Your assignment:
Return each entry exactly, with none missing.

[Excerpts from an interface dataset]

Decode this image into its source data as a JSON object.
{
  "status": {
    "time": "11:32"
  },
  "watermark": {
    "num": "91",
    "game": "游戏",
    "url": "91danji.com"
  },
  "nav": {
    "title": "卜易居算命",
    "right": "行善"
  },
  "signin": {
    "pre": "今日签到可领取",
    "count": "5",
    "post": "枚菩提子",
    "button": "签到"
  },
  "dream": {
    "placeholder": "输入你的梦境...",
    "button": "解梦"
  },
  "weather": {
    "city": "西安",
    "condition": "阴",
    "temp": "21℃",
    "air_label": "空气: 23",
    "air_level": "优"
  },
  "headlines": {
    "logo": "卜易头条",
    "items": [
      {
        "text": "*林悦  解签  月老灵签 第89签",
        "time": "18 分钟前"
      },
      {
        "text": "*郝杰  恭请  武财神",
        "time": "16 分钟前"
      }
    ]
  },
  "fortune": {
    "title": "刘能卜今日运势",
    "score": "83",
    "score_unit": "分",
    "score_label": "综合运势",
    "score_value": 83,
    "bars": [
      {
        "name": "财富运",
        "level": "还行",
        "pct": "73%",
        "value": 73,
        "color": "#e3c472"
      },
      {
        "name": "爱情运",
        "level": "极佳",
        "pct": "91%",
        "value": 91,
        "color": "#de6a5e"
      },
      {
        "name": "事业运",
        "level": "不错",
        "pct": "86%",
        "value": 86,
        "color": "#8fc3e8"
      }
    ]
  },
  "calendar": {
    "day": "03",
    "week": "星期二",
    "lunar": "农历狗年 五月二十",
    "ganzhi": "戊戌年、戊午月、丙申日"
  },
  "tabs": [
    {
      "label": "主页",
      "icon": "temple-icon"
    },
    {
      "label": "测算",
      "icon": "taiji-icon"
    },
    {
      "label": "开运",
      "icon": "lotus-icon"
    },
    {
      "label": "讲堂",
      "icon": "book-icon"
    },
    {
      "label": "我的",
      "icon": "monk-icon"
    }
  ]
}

Exercise response:
Decode this image into its source data as a JSON object.
{
  "status": {
    "time": "11:32"
  },
  "watermark": {
    "num": "91",
    "game": "游戏",
    "url": "91danji.com"
  },
  "nav": {
    "title": "卜易居算命",
    "right": "行善"
  },
  "signin": {
    "pre": "今日签到可领取",
    "count": "5",
    "post": "枚菩提子",
    "button": "签到"
  },
  "dream": {
    "placeholder": "输入你的梦境...",
    "button": "解梦"
  },
  "weather": {
    "city": "西安",
    "condition": "阴",
    "temp": "21℃",
    "air_label": "空气: 23",
    "air_level": "优"
  },
  "headlines": {
    "logo": "卜易头条",
    "items": [
      {
        "text": "*林悦  解签  月老灵签 第89签",
        "time": "18 分钟前"
      },
      {
        "text": "*郝杰  恭请  武财神",
        "time": "16 分钟前"
      }
    ]
  },
  "fortune": {
    "title": "刘能卜今日运势",
    "score": "83",
    "score_unit": "分",
    "score_label": "综合运势",
    "score_value": 83,
    "bars": [
      {
        "name": "财富运",
        "level": "还行",
        "pct": "73%",
        "value": 73,
        "color": "#e3c472"
      },
      {
        "name": "爱情运",
        "level": "极佳",
        "pct": "91%",
        "value": 91,
        "color": "#de6a5e"
      },
      {
        "name": "事业运",
        "level": "不错",
        "pct": "86%",
        "value": 86,
        "color": "#8fc3e8"
      }
    ]
  },
  "calendar": {
    "day": "03",
    "week": "星期二",
    "lunar": "农历狗年 五月二十",
    "ganzhi": "戊戌年、戊午月、丙申日"
  },
  "tabs": [
    {
      "label": "主页",
      "icon": "temple-icon"
    },
    {
      "label": "测算",
      "icon": "taiji-icon"
    },
    {
      "label": "开运",
      "icon": "lotus-icon"
    },
    {
      "label": "讲堂",
      "icon": "book-icon"
    },
    {
      "label": "我的",
      "icon": "monk-icon"
    }
  ]
}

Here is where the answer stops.